We’re definitely playing catch-up today here at the Fake Meat & True Love house after a week of party planning, holding said party, and binge-watching the new season of Stranger Things. Thursday’s prompt was “Meals for the young (at heart)”. We wanted to pick something that we loved when we were young, but make it a bit more “grown up” and fancy.
For both Sarra and I, many a childhood meal consisted of fish sticks and macaroni and cheese. We both liked our fish sticks with ketchup, but Sarra usually skipped the ketchup if there was macaroni and cheese available, since she could dip the fish sticks right in the excess cheese sauce from the macaroni. We both loved it, and since it’s a classic slice of Americana on a plate, it’s still right up our alley. So then, how can we make it better? Well, read on to find out!
All stories are better if you read them in Sophia Petrillo’s voice

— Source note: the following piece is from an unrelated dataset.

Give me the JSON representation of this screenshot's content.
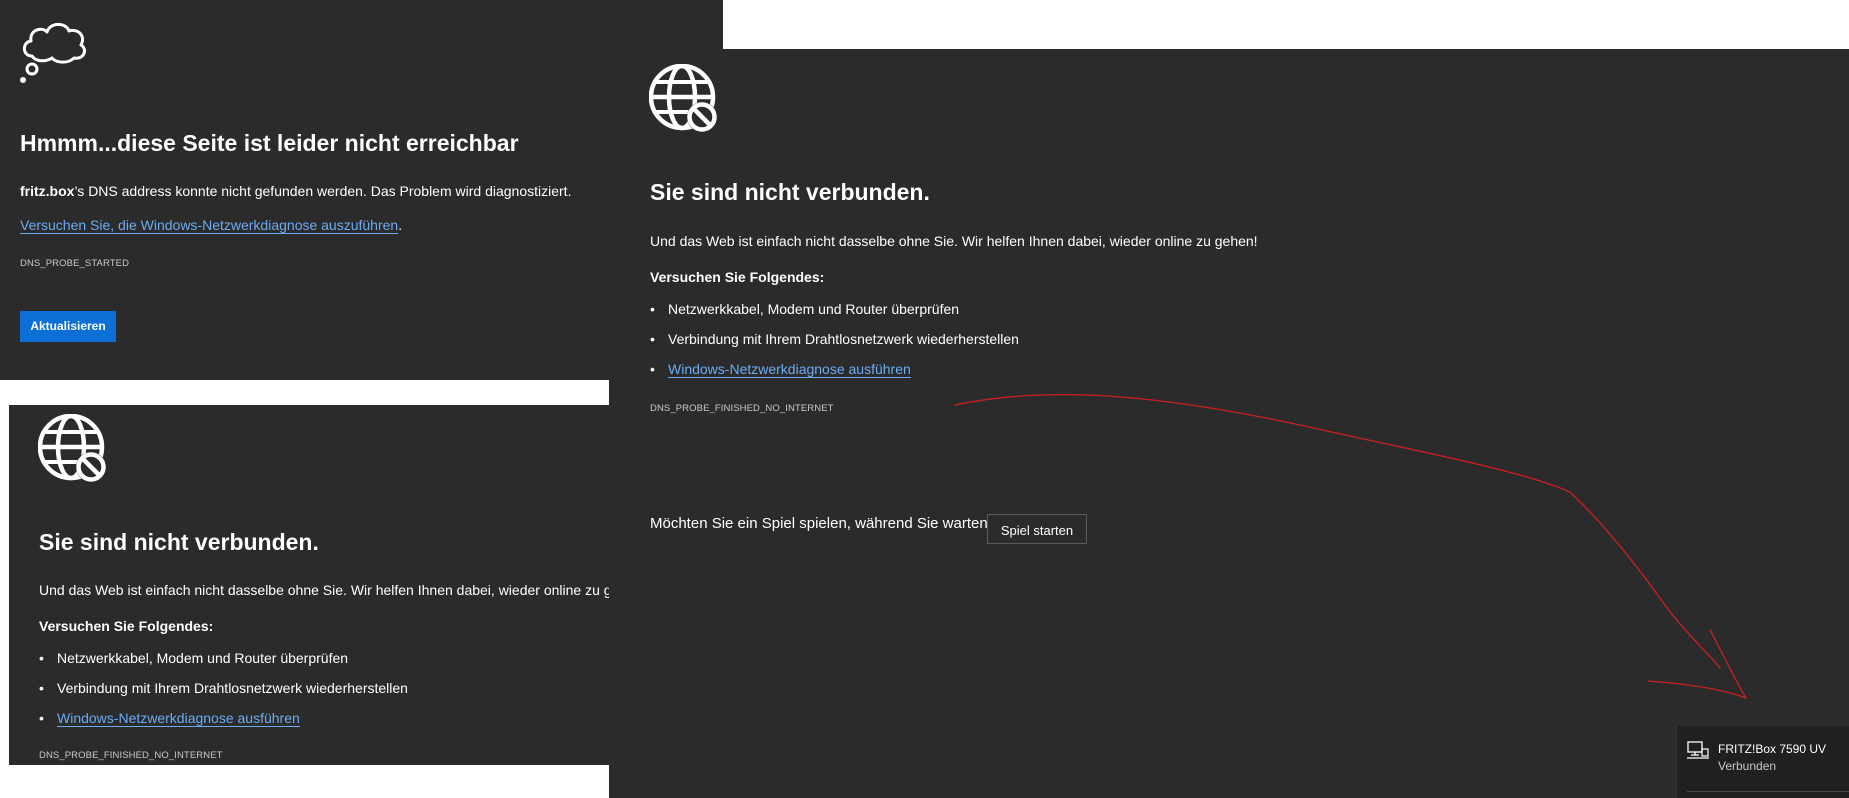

Our intrepid bloggers have been dating for just four weeks. Everything is new. Everything is terrifying. Despite the anxiety, Mike doubles down on the terror and invites Sarra to his house for a home cooked meal. Now, you have to keep in mind that at this time, Mike was still an omnivore. So, what does an omnivore that is falling madly in love with a vegan do about cooking dinner? Well, in this case, he selects the most easily veganizable dish he can think of!
Well, we’re still a day behind here, but we don’t want to stop bringing you our adventures in delicious food. Today’s topic – comfort food. Sarra was raised in Texas, while I grew up in New York, so we both have different (but equally firm) ideas of what comfort food is. To Sarra, nothing is more comforting than a plate of gravy-soaked carbs and fat, but I usually just want to stick a large quantity of “meat” in between a couple of slices of bread.
Late nights are for easy, satisfying snacks. When we’re out of steam after a long day and we’re relaxing at home in front of the television, we crave the comforting, carbohydrate and fat laden treats of our childhoods, but lack the energy to spend a whole lot of time in the kitchen. What’s a vegan to do?
Disclaimer: this isn’t a recipe. It is, however, a very retro dinner.
Mike and I are both really drawn to retro and vintage styles and items. We love the aesthetics from the 1950s & 1960s – Mike loves cocktails and mod and anything atomic in particular, and I can usually be found in full-skirted dresses with a pocketbook and bright lipstick. (Mike hasn’t seen Mad Men yet, but I’m looking forward to watching it with him just so I can see him get all swoony over the clothes and furniture.) Additionally, we’re both defined in a lot of ways by the pop culture of our respective childhoods, adolescences, and young adulthoods. We’re both very nostalgic people, by and large, and really prone to reminiscing and “Do you remember…”. We’re your basic Gen-X cliché, is what I’m saying.
I have an abiding fondness for vintage cookbooks, even if they are loaded with pictures of dead animal parts. I assumed I’d turn to one from my collection to find a recipe to veganize, but then I had a flash of inspiration.